The rule as such stands and there is no exception. However, when opening a limited liability company for charitable purposes, it would make sense to first get an "okay" from the tax office on the charitable status of the intended company. This approach saves time and costs.

Trade Office (aka "Gewerbeamt")

This section intends to introduce the role of the trade office (Gewerbeamt) during incorporation.

What function does the trade office fulfill during incorporation?

Actually, none. Some lines of business require permission.

In some seldom cases, the company may only be registered after permission to run the business has been granted. N.B. In some federal states, this permission-granting authority will be the chamber of commerce or a special office.

What objective does this office have in general?

Whoever wants to run a trade business and is not a free professional requires to register his or her business with the trade office (§14 GewO). Limited liability companies are by their form already considered as trades – regardless of their line of business. This registration is called "Gewerbeanmeldung" or "Gewerbeanzeige" and is to take place at the local office. This registration is not only needed for opening a business but also for any internal changes or relocation.


Why is an interpreter needed to register a company?

By the word of the law, an interpreter is not considered at all. The law typically assumes that German registers. However, the notary has the duty to make sure that the involved parties understand what is happening. So, if you do not speak German, you will need an interpreter.

Well, my German is far from perfect but I have no issue understanding most situations. How well does my command have to be?

It suffices if your ability is at least B1. No, you do not have to prove it. If the notary is not satisfied with your knowledge, he will postpone the founding until you reappear with one.

Who is eligible to interpret for me?

There is no formal requirement – with the exception of a participant in opening the company. We are thinking of co-shareholders or directors.

May I bring my best friend along?

Formally, no issue. You may take your best friend. However, the required language abilities also apply to him. The interpreter may be a professional one but this is not necessary. The next question is how much does this person really understand what the notary is talking about? In the assumption, you have your best friend with you and this person understands even less than you, how much will this help you?

I saw that some notaries also speak a foreign language and are willing to interpret. Why is an interpreter required?

Admitted.
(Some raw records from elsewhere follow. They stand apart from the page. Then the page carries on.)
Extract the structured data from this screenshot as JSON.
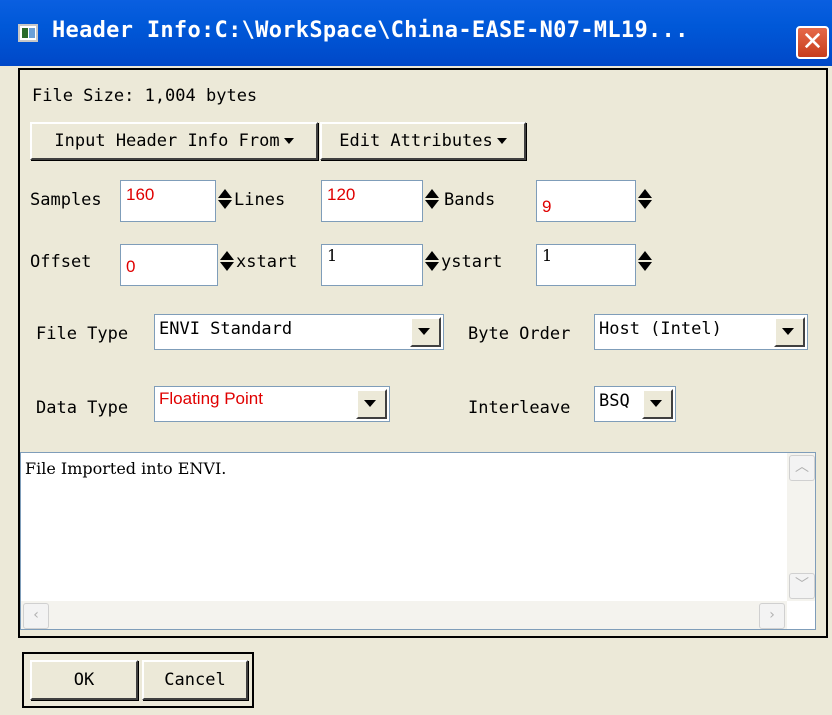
{
  "window": {
    "title": "Header Info:C:\\WorkSpace\\China-EASE-N07-ML19...",
    "close_glyph": "✕"
  },
  "file_size": "File Size: 1,004 bytes",
  "toolbar": {
    "input_header_label": "Input Header Info From",
    "edit_attributes_label": "Edit Attributes"
  },
  "fields": {
    "samples": {
      "label": "Samples",
      "value": "160"
    },
    "lines": {
      "label": "Lines",
      "value": "120"
    },
    "bands": {
      "label": "Bands",
      "value": "9"
    },
    "offset": {
      "label": "Offset",
      "value": "0"
    },
    "xstart": {
      "label": "xstart",
      "value": "1"
    },
    "ystart": {
      "label": "ystart",
      "value": "1"
    }
  },
  "selects": {
    "file_type": {
      "label": "File Type",
      "value": "ENVI Standard"
    },
    "byte_order": {
      "label": "Byte Order",
      "value": "Host (Intel)"
    },
    "data_type": {
      "label": "Data Type",
      "value": "Floating Point"
    },
    "interleave": {
      "label": "Interleave",
      "value": "BSQ"
    }
  },
  "description": "File Imported into ENVI.",
  "buttons": {
    "ok": "OK",
    "cancel": "Cancel"
  },
  "colors": {
    "title_bar": "#0058d8",
    "value_text": "#e00000",
    "close_button": "#d9502e"
  }
}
Some notaries understand so much English that they could issue documents in a different language than German. Some notaries will even actively discuss this with you. Caveat! The surcharge for this interpretation will be easily beyond € 300.

Company Secretary

What functions does a company secretary have?

German law does not know this office! However, if you insist to have such an officer in your company you are free to adapt your company's articles of association to have such position.

No secretary? Oh, gosh. Who then takes care of the corporate records? Do you not have to submit annual reports to the registry?

Nope, in Germany, there is no legal duty to submit to the commercial registry an update of the corporate details. In general, the German authorities do not expect annual reports but only when the structure of the company's setup changes. When a new shareholder joins the company or a director leaves, the commercial registry must be informed – as a rule by the notary. Well, actually a duty for an annual report does exist but not as is in common law countries. The director of a company is responsible to publish the company's annual closing with the Federal Gazette. The Bundesamt für Justiz (The Federal Office of Justice) monitors the filing and issues fines in cases of disregard. This fact is a theory. In reality, your tax consultant takes care of this for a minor fee.